* [Raw data]
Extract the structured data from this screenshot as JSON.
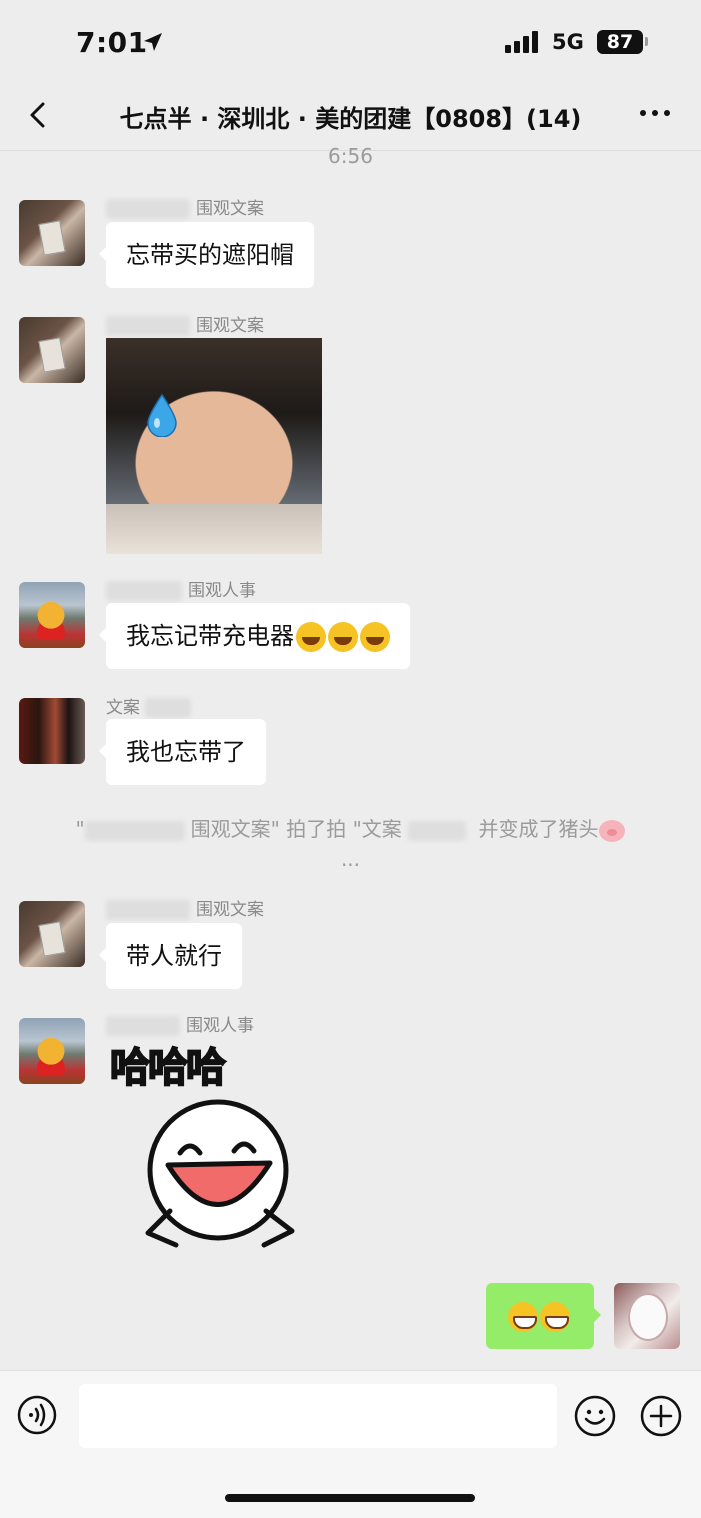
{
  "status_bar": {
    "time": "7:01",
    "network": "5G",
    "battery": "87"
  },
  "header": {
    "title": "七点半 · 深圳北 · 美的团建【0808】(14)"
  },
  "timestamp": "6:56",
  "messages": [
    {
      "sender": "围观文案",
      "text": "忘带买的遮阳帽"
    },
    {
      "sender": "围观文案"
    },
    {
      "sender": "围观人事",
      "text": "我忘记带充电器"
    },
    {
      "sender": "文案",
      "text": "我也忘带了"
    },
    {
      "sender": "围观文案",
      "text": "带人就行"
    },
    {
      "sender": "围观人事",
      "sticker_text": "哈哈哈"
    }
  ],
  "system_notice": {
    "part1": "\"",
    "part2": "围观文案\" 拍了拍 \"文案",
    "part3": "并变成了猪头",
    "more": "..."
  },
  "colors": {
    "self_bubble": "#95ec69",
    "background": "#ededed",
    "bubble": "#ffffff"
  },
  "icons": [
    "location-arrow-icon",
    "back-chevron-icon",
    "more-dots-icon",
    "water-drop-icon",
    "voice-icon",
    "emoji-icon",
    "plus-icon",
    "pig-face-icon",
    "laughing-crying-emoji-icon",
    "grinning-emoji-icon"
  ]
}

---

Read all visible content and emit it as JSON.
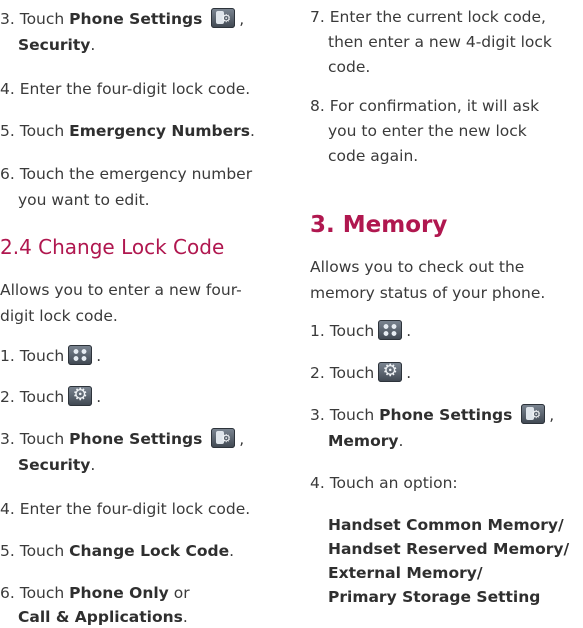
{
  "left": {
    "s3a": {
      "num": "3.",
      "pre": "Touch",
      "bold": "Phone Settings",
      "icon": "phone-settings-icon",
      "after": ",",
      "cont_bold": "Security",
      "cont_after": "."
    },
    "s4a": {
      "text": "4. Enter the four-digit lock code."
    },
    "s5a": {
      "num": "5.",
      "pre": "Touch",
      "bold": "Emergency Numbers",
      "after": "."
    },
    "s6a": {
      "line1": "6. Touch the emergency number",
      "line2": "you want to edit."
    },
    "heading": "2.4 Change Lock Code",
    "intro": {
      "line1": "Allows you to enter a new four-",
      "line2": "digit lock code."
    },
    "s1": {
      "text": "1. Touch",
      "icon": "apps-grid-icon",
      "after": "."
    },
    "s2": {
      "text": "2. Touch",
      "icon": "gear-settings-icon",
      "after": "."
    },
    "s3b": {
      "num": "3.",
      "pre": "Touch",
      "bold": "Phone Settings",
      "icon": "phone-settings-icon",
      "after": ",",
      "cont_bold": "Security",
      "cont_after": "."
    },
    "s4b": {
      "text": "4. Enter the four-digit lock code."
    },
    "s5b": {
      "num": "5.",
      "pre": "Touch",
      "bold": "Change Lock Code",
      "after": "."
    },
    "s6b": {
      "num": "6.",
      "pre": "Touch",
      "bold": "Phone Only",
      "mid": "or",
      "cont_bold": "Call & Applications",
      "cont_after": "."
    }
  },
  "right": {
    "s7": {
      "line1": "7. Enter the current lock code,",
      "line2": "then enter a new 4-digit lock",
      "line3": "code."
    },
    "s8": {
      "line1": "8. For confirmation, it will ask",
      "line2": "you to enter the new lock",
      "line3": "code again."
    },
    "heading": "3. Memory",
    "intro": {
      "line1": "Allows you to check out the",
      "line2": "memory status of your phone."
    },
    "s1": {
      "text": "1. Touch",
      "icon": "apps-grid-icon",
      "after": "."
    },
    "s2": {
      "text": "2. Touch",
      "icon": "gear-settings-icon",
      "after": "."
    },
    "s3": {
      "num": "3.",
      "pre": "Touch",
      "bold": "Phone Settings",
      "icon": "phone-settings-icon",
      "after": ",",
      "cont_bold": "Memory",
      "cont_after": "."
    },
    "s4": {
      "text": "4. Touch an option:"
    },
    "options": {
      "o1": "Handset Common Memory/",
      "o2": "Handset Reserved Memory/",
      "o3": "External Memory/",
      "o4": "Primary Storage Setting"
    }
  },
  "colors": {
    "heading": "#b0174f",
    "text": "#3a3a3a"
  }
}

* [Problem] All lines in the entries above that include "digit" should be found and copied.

* [Response]
      "text": "4. Enter the four-digit lock code."
      "line2": "digit lock code."
      "text": "4. Enter the four-digit lock code."
      "line2": "then enter a new 4-digit lock",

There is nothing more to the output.